Michael Crump bio photo

Michael Crump

Works at Microsoft on Azure

Twitter Google+ LinkedIn Instagram Github Youtube

 

 

Introduction

Microsoft recently released the Kinect for Windows SDK Beta 2. It contains many enhancements and fixes that can be found here. The only problem with it is that a lot of current demo applications no longer function properly. Today I’m going to walk you through a typical scenario of upgrading a Kinect application built with Beta 1 to Beta 2.

Note: This tutorial covers WPF but you can use the same techniques for WinForms.

1) Fix the references

Let’s start with a fairly popular Kinect demo called Kinect User Interface Demo.

SNAGHTML99e3ca4

This project uses the beta 1 version of Microsoft.Research.Kinect.dll and version 1.0.0.0 of Coding4Fun’s Kinect library.

After you download the source code and extract the zip you will see the following references in Visual Studio 2010:

Pay attention to the following references as these are the .dlls that you will have to update:

  • Coding4Fun.Kinect.Wpf
  • Microsoft.Research.Kinect

image

If you click on Coding4Fun.Kinect.Wpf file you will see the following version information (v1.0.0.0):

image

This needs to be upgraded to the Coding4Fun Kinect library built against Beta 2. So head over to http://c4fkinect.codeplex.com/ and hit download and you will have the following files.

image

Go ahead and hit the delete key on your keyboard to remove the Coding4Fun.Kinect.Wpf.dll file from your project.

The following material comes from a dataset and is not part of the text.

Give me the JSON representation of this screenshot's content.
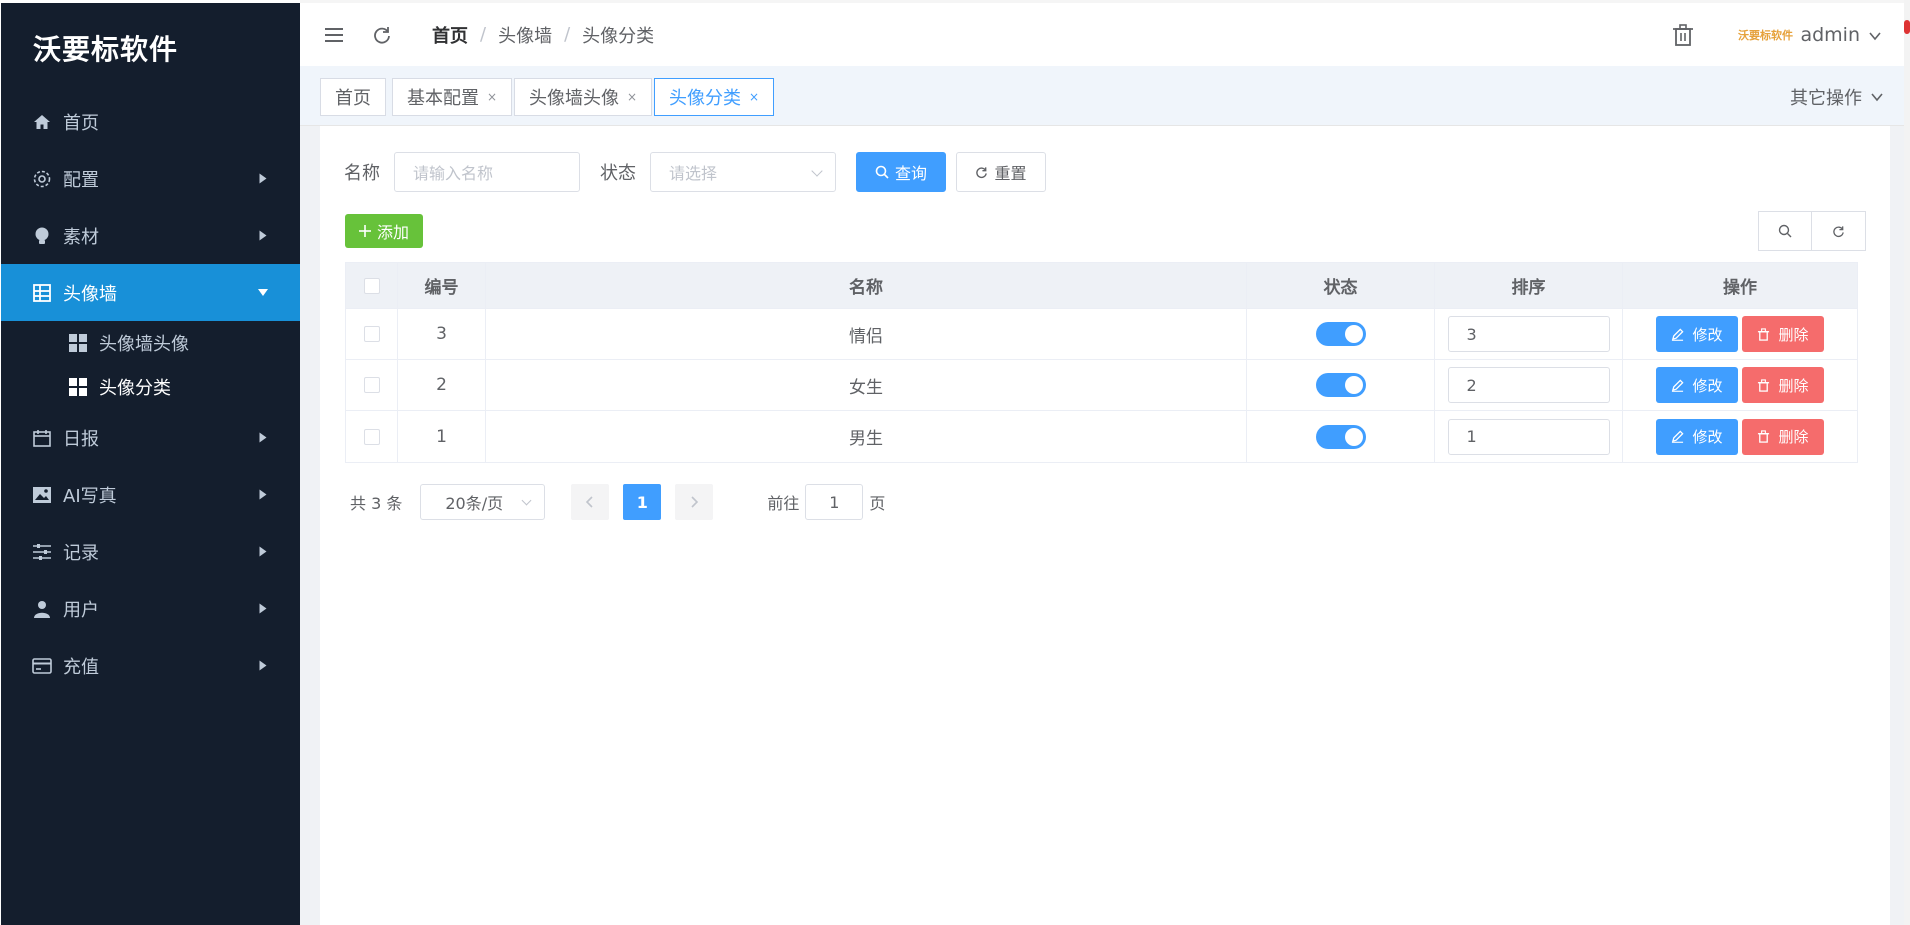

Select “Add Reference” and navigate out to the folder where you extracted the files and select Coding4Fun.Kinect.Wpf.dll.

SNAGHTML4e9332a

If you click on the Coding4Fun.Kinect.Wpf.dll file and check properties it should be listed at 1.1.0.0:

image

Fix Microsoft.Research.Kinect.dll

The official SDK Beta 2 released a new .dll that you will need to reference in your application. Go ahead and select Microsoft.Research.Kinect.dll in your application and hit the Delete key on your keyboard. Go ahead and select Add Reference again and select Microsoft.Research.Kinect.dll from the .NET tab. Double check and make sure the version number is 1.0.0.45 as shown below.

4

References fixed – Runtime needs to be updated.

So we have fixed the references in a typical Kinect application that uses Microsoft’s SDK and C4F Kinect libraries. Now we will need to update the runtime. All Beta 1 Kinect applications will instantiate the Runtime with the following code:

image

Can you see that it is now marked with [Depreciated]? That means we need to update it before Microsoft decides to remove it from future versions of the SDK.

We can fix this very easily by replacing this code:

readonly Runtime _runtime = new Runtime();

with

Microsoft.Research.Kinect.Nui.Runtime _nui;

and adding similar code to our Loaded event as shown below

public MainWindow()  {      InitializeComponent();      Loaded += new RoutedEventHandler(MainWindow_Loaded);  }    void MainWindow_Loaded(object sender RoutedEventArgs e)  {      if (Runtime.Kinects.Count == 0)      {          txtInfo.Text = "Missing Kinect";      }      else      {          _nui = Runtime.Kinects[0];          _nui.Initialize(RuntimeOptions.UseColor);            // Video Frame Ready Event can happen now!!!           //_nui.VideoFrameReady += new EventHandler<ImageFrameReadyEventArgs>(_nui_VideoFrameReady);          _nui.VideoStream.Open(ImageStreamType.Video 2 ImageResolution.Resolution640x480 ImageType.Color);        }  }

In this sample I am testing to see if a Kinect is detected and if it is then I initialize the runtime with my first Kinect by using the Runtime.Kinects[0]. You can also specify other Kinect devices here. The rest of the code is standard code that you simply modify however you wish (ie Skeletal Depth etc) depending on what type